European Union External Action

Explanation of CND vote on WHO scheduling recommendations on cannabis and cannabis-related substances in Vienna on 2 December 2020

Vienna, 02/12/2020 - 16:19, UNIQUE ID: 201202_40
Statements on behalf of the EU

Explanation of vote on the occasion of the

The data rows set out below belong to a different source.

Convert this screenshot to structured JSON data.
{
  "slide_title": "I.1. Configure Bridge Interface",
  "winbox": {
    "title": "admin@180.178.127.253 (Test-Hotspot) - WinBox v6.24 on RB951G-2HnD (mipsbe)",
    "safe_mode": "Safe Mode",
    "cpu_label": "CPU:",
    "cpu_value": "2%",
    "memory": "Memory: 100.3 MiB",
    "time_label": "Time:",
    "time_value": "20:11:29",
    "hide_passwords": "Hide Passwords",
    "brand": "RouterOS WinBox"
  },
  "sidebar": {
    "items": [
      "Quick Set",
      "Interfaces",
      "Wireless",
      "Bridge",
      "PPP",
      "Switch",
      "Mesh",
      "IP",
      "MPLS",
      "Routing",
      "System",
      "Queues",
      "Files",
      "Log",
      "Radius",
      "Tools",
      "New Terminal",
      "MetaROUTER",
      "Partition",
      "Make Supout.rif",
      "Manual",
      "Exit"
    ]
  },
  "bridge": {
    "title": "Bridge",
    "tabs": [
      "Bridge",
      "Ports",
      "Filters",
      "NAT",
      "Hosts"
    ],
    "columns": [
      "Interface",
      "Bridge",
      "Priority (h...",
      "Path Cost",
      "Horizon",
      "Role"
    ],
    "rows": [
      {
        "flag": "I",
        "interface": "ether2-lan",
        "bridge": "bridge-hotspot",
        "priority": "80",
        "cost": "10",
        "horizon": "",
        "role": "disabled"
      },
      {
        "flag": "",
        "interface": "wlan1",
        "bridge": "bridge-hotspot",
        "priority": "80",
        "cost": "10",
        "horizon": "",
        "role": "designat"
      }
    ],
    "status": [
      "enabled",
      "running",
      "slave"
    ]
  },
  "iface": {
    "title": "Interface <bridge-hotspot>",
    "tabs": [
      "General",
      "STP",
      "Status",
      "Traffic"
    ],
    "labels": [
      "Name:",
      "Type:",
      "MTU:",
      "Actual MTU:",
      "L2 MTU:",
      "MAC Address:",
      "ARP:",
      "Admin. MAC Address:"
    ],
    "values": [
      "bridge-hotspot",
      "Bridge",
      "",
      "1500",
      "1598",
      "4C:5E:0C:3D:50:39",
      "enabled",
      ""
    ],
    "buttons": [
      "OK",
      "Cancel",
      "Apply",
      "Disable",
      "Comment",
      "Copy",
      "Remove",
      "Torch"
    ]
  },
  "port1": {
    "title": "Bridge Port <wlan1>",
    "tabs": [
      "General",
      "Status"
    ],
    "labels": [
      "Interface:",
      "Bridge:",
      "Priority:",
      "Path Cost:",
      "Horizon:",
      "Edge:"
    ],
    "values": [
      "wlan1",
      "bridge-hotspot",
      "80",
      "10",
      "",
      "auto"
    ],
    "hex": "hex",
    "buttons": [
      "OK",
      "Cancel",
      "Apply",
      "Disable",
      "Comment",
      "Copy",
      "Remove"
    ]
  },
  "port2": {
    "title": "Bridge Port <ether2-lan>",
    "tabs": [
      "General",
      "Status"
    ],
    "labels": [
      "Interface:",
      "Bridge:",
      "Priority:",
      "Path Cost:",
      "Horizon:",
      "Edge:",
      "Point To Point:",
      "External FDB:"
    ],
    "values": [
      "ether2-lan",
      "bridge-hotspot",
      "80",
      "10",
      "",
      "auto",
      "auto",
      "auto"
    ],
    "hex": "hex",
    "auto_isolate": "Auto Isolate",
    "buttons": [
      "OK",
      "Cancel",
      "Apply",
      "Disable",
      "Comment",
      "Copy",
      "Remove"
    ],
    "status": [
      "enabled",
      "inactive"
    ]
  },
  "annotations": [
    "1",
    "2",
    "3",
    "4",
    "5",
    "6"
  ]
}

reconvened 63rd Session of the Commission on Narcotic Drugs,
 Vienna, 2 December 2020

 

Mr. Chair, Excellencies, Ladies and Gentlemen,

 

It is an honour to be here today with you and to speak on behalf of the European Union and its Member States.

 

  1. The European Union would like to thank you, Mr. Chair, and the World Health Organization, INCB, and UNODC for having given us the opportunity to exchange views over the past two years on the proposed scheduling recommendations on cannabis and cannabis-related substances. We reiterate that a full understanding, based on objective facts and evidence, by all Member States of the precise scope, content and consequences of the recommendations was the condition for the Commission on Narcotic Drugs to act upon these recommendations.

 

Mister Chair,

 

  1. We had expert discussions about these recommendations with relevant actors, at national, EU and international level. During the last two years, we were able to consider the medical and scientific complexity of these recommendations, as well as to address questions with regard to economic, social, legal, administrative and other factors. We now voted in favour of some of the WHO recommendations as they reflect developments of the scientific knowledge and would not result in any weakening in the control of the substances concerned. They therefore contribute to ensure the enduring relevance of the international drug control regime, which aims at protecting public health and ensuring the well-being of society, while offering a high level of security.

 

  1. The EU supported the adoption of recommendation 5.1 to delete cannabis and cannabis resin from Schedule IV of the Single Convention on Narcotic Drugs, considering that it would allow more research, in line with our evidence-based drugs policy, on the medical use of cannabis and cannabis resin. It should be noted however that these substances continue to be controlled under schedule I of the Single Convention on Narcotic Drugs.

 

  1. In this regard, let me stress again that, according to our understanding, the WHO recommendations do not aim and should not be seen as a step towards a liberalisation of the use of cannabis or minimising the risks and dangers it represents for our society.
     

Mister Chair,

 

  1. According to the assessment of the WHO Expert Committte on Drug Dependence, it is understood that the recommendations on delta-9-tetrahydrocannabinol and its active stereoisomer dronabinol as well as on tetrahydrocannabinol do not imply any change in the international control level of these substances. Rather, they facilitate the control measures in Member States. Therefore, the EU supported recommendation 5.2. And in this context, I would like to thank you, Mister Chair, for your guidance on the voting procedure in these cases.

 

  1. In relation to this subject, I would like to also refer to recommendation 5.6. The EU decided to vote against this recommendation, mainly because its wording concerning “pharmaceutical” preparations is not based on any defined term under the Single Convention. Additionally, it is our assessment that this recommendation could impose an additional regulatory burden on Member States.

 

Mr. Chair, Excellencies, Ladies and Gentlemen,

 

  1. After the three topical meetings this year the EU has come to the conclusion, and is grateful in this regard for the clarifications provided by the WHO, INCB and UNODC,  that recommendation 5.4 implies no change in the international control level of extracts and tinctures of cannabis nor is the recommendation expected to have impacts on the control and / or reporting obligations of Member States. Therefore, the EU now supported the deletion of extracts and tinctures of cannabis from Schedule I of the Single Convention.

 

  1. In relation to recommendation 5.5 concerning CBD preparations, the EU considered that it would lower the current control level for those preparations. Moreover, the establishment of the 0.2% THC limit is not supported by scientific evidence and the proposed wording does not exclude divergent interpretations concerning the calculation of that limit. In addition, we consider that there is no justification for the differentiated treatment of cannabidiol compared to other non-psychoactive cannabinoids. In general, we considered that the recommendation, as it has been drafted, does not offer the necessary legal certainty and does not constitute a proper solution for cannabidiol. Therefore, the 12 EU Member States who are also members of the Commission voted against the insertion of this footnote as this will preserve the current legal framework. However, the EU would welcome further consultation with all relevant stakeholders on a recommendation on the appropriate level of the international control for cannabis preparations with low THC content, while ensuring the protection of public health and welfare, taking into consideration the existing structure of the international drug control system for cannabis as well as technical and administrative capacity needed for its implementation.

 

Thank you for your attention.